* Task instructions
Please retype the records below exactly, omitting any images.

======== Record extracts

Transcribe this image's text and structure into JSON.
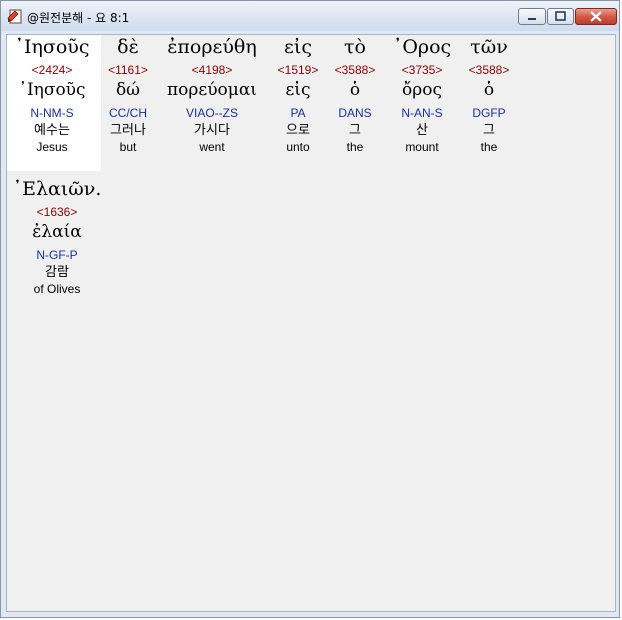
{
  "window": {
    "title": "@원전분해 - 요 8:1",
    "icon": "app-document-icon",
    "controls": [
      "minimize",
      "maximize",
      "close"
    ]
  },
  "words": [
    {
      "greek": "᾽Ιησοῦς",
      "strong": "<2424>",
      "lemma": "᾽Ιησοῦς",
      "parse": "N-NM-S",
      "korean": "예수는",
      "english": "Jesus"
    },
    {
      "greek": "δὲ",
      "strong": "<1161>",
      "lemma": "δώ",
      "parse": "CC/CH",
      "korean": "그러나",
      "english": "but"
    },
    {
      "greek": "ἐπορεύθη",
      "strong": "<4198>",
      "lemma": "πορεύομαι",
      "parse": "VIAO--ZS",
      "korean": "가시다",
      "english": "went"
    },
    {
      "greek": "εἰς",
      "strong": "<1519>",
      "lemma": "εἰς",
      "parse": "PA",
      "korean": "으로",
      "english": "unto"
    },
    {
      "greek": "τὸ",
      "strong": "<3588>",
      "lemma": "ὁ",
      "parse": "DANS",
      "korean": "그",
      "english": "the"
    },
    {
      "greek": "᾽Ορος",
      "strong": "<3735>",
      "lemma": "ὄρος",
      "parse": "N-AN-S",
      "korean": "산",
      "english": "mount"
    },
    {
      "greek": "τῶν",
      "strong": "<3588>",
      "lemma": "ὁ",
      "parse": "DGFP",
      "korean": "그",
      "english": "the"
    },
    {
      "greek": "᾽Ελαιῶν.",
      "strong": "<1636>",
      "lemma": "ἐλαία",
      "parse": "N-GF-P",
      "korean": "감람",
      "english": "of Olives"
    }
  ],
  "colors": {
    "strong": "#8b0000",
    "parse": "#1a2fa8",
    "selected_bg": "#ffffff",
    "client_bg": "#f0f0f0"
  }
}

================

* Solution to the problem
Transcribe this image's text and structure into JSON.
{
  "window": {
    "title": "@원전분해 - 요 8:1",
    "icon": "app-document-icon",
    "controls": [
      "minimize",
      "maximize",
      "close"
    ]
  },
  "words": [
    {
      "greek": "᾽Ιησοῦς",
      "strong": "<2424>",
      "lemma": "᾽Ιησοῦς",
      "parse": "N-NM-S",
      "korean": "예수는",
      "english": "Jesus"
    },
    {
      "greek": "δὲ",
      "strong": "<1161>",
      "lemma": "δώ",
      "parse": "CC/CH",
      "korean": "그러나",
      "english": "but"
    },
    {
      "greek": "ἐπορεύθη",
      "strong": "<4198>",
      "lemma": "πορεύομαι",
      "parse": "VIAO--ZS",
      "korean": "가시다",
      "english": "went"
    },
    {
      "greek": "εἰς",
      "strong": "<1519>",
      "lemma": "εἰς",
      "parse": "PA",
      "korean": "으로",
      "english": "unto"
    },
    {
      "greek": "τὸ",
      "strong": "<3588>",
      "lemma": "ὁ",
      "parse": "DANS",
      "korean": "그",
      "english": "the"
    },
    {
      "greek": "᾽Ορος",
      "strong": "<3735>",
      "lemma": "ὄρος",
      "parse": "N-AN-S",
      "korean": "산",
      "english": "mount"
    },
    {
      "greek": "τῶν",
      "strong": "<3588>",
      "lemma": "ὁ",
      "parse": "DGFP",
      "korean": "그",
      "english": "the"
    },
    {
      "greek": "᾽Ελαιῶν.",
      "strong": "<1636>",
      "lemma": "ἐλαία",
      "parse": "N-GF-P",
      "korean": "감람",
      "english": "of Olives"
    }
  ],
  "colors": {
    "strong": "#8b0000",
    "parse": "#1a2fa8",
    "selected_bg": "#ffffff",
    "client_bg": "#f0f0f0"
  }
}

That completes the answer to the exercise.